[Data about app and page elements]
————
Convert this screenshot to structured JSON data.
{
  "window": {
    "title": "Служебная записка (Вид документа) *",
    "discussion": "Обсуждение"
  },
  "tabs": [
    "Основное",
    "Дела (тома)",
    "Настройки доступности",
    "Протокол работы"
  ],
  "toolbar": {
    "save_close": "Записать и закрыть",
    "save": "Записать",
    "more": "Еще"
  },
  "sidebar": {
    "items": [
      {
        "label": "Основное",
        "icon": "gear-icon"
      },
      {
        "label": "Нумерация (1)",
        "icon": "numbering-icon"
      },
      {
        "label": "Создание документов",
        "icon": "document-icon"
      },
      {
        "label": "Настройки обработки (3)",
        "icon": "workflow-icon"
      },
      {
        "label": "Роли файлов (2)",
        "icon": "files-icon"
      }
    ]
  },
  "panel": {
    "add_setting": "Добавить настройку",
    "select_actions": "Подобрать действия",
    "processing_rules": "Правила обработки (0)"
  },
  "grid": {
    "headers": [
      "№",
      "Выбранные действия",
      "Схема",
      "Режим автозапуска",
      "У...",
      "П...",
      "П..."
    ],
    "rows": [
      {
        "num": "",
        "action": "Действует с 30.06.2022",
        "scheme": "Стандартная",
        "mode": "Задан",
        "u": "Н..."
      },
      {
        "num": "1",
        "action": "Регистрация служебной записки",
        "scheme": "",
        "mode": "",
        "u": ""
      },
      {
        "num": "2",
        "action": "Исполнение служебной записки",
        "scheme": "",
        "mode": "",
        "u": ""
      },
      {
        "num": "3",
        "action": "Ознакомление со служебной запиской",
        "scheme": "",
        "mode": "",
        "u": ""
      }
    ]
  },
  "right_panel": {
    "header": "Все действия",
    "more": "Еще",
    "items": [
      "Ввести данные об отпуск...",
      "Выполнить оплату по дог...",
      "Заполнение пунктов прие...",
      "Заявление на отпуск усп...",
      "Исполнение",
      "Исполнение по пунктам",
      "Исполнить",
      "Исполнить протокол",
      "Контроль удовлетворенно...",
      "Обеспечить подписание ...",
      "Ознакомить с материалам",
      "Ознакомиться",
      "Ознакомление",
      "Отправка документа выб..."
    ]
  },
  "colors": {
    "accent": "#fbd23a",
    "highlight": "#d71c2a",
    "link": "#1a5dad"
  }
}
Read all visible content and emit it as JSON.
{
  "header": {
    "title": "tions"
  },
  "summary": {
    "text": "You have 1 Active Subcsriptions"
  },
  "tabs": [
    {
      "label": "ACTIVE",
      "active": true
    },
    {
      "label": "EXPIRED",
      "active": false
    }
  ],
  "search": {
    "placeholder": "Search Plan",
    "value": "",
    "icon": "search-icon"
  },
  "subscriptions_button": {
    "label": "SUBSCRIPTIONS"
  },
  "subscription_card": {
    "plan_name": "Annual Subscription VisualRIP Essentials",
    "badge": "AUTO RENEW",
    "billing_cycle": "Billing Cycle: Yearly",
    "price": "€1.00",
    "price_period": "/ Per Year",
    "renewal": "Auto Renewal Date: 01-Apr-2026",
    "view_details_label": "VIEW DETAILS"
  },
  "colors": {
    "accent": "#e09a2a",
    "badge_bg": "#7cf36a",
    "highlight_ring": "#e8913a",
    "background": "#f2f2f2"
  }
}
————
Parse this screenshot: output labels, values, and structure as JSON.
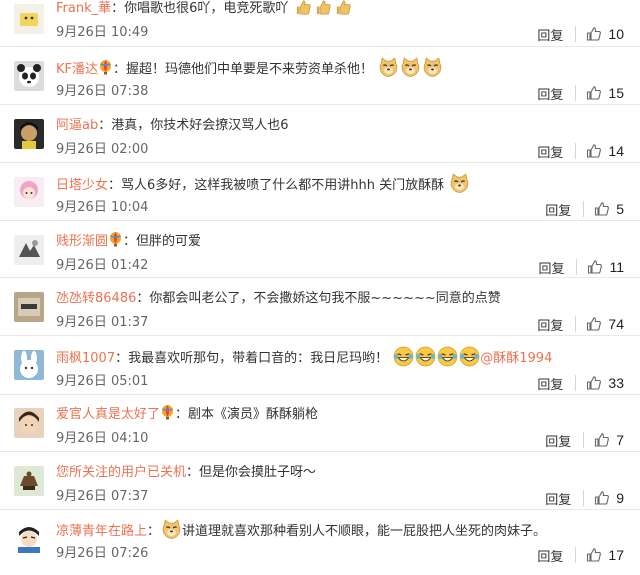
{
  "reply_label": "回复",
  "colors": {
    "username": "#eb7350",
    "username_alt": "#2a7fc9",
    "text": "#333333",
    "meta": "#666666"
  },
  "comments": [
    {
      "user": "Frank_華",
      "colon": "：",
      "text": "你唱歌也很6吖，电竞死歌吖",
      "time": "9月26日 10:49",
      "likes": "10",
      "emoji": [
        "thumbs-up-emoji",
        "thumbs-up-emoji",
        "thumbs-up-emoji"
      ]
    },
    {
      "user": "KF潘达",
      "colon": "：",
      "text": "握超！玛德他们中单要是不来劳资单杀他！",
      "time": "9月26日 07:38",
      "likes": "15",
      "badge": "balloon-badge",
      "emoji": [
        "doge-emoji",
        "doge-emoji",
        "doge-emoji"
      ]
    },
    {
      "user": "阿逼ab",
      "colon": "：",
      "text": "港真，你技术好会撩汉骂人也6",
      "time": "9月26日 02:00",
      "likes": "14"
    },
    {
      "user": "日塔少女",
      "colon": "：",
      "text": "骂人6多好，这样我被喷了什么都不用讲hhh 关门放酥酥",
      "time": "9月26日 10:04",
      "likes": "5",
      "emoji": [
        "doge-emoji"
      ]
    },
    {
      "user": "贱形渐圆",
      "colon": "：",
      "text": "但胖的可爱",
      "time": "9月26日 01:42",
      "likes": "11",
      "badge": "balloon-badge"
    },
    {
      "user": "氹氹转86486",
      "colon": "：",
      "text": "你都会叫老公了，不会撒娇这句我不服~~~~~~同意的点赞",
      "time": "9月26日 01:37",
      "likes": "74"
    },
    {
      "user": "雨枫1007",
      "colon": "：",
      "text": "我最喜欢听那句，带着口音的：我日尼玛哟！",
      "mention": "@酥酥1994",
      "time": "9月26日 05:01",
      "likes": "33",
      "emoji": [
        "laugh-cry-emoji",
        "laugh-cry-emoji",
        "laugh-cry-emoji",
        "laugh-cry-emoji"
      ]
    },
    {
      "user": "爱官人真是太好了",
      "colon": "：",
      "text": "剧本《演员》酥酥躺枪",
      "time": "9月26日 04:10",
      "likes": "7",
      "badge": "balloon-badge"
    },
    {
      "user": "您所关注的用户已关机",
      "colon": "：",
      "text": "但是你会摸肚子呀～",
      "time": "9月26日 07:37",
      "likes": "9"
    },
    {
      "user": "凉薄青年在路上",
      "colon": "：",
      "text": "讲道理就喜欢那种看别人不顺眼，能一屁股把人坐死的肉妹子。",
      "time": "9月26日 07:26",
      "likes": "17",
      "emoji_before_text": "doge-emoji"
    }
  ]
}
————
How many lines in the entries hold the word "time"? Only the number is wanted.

10